*EXERCISE REQUIREMENTS*. Every entry below must be repeated exactly; skip the pictures.

-.-.-

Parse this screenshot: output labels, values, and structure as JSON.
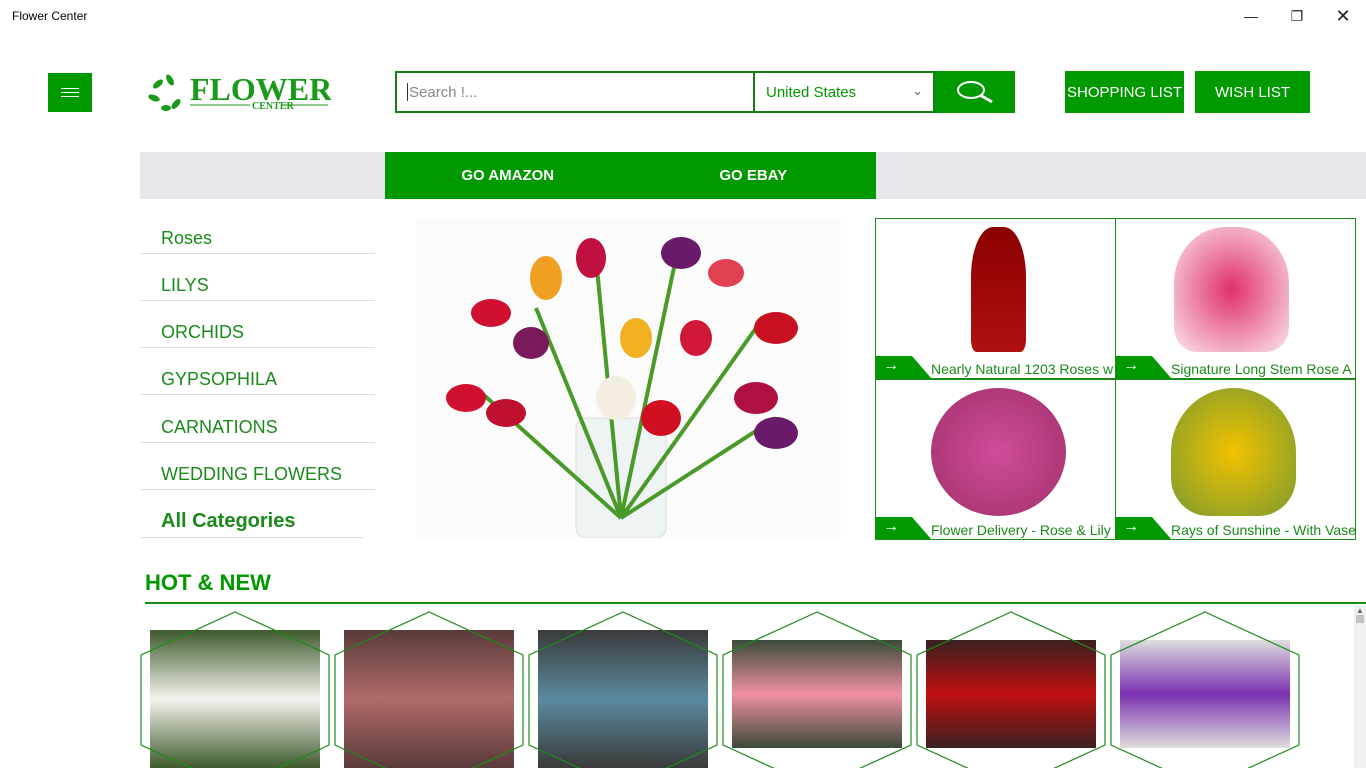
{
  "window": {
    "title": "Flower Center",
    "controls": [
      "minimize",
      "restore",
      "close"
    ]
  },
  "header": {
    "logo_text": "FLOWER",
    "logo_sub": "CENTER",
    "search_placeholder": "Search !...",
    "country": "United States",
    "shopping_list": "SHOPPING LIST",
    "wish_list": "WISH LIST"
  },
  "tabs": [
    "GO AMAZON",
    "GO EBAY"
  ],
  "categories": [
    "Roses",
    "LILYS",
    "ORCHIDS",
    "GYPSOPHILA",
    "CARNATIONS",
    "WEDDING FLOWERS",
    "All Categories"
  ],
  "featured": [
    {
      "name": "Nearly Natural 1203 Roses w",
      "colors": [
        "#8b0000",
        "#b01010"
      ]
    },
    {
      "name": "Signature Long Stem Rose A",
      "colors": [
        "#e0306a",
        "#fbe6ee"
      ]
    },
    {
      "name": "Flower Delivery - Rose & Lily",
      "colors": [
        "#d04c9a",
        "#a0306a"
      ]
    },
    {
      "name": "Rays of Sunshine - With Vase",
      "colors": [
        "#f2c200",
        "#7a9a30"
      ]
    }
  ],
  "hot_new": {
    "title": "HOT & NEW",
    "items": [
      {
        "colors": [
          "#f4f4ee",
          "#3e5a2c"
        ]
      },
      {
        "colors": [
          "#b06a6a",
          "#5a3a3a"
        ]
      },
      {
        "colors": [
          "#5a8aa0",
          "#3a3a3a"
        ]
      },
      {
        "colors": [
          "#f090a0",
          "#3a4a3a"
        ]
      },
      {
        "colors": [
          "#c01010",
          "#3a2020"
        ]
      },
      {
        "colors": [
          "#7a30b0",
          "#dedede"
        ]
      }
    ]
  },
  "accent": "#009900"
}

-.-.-

*ANSWER SPACE*.
Parse this screenshot: output labels, values, and structure as JSON.
{
  "window": {
    "title": "Flower Center",
    "controls": [
      "minimize",
      "restore",
      "close"
    ]
  },
  "header": {
    "logo_text": "FLOWER",
    "logo_sub": "CENTER",
    "search_placeholder": "Search !...",
    "country": "United States",
    "shopping_list": "SHOPPING LIST",
    "wish_list": "WISH LIST"
  },
  "tabs": [
    "GO AMAZON",
    "GO EBAY"
  ],
  "categories": [
    "Roses",
    "LILYS",
    "ORCHIDS",
    "GYPSOPHILA",
    "CARNATIONS",
    "WEDDING FLOWERS",
    "All Categories"
  ],
  "featured": [
    {
      "name": "Nearly Natural 1203 Roses w",
      "colors": [
        "#8b0000",
        "#b01010"
      ]
    },
    {
      "name": "Signature Long Stem Rose A",
      "colors": [
        "#e0306a",
        "#fbe6ee"
      ]
    },
    {
      "name": "Flower Delivery - Rose & Lily",
      "colors": [
        "#d04c9a",
        "#a0306a"
      ]
    },
    {
      "name": "Rays of Sunshine - With Vase",
      "colors": [
        "#f2c200",
        "#7a9a30"
      ]
    }
  ],
  "hot_new": {
    "title": "HOT & NEW",
    "items": [
      {
        "colors": [
          "#f4f4ee",
          "#3e5a2c"
        ]
      },
      {
        "colors": [
          "#b06a6a",
          "#5a3a3a"
        ]
      },
      {
        "colors": [
          "#5a8aa0",
          "#3a3a3a"
        ]
      },
      {
        "colors": [
          "#f090a0",
          "#3a4a3a"
        ]
      },
      {
        "colors": [
          "#c01010",
          "#3a2020"
        ]
      },
      {
        "colors": [
          "#7a30b0",
          "#dedede"
        ]
      }
    ]
  },
  "accent": "#009900"
}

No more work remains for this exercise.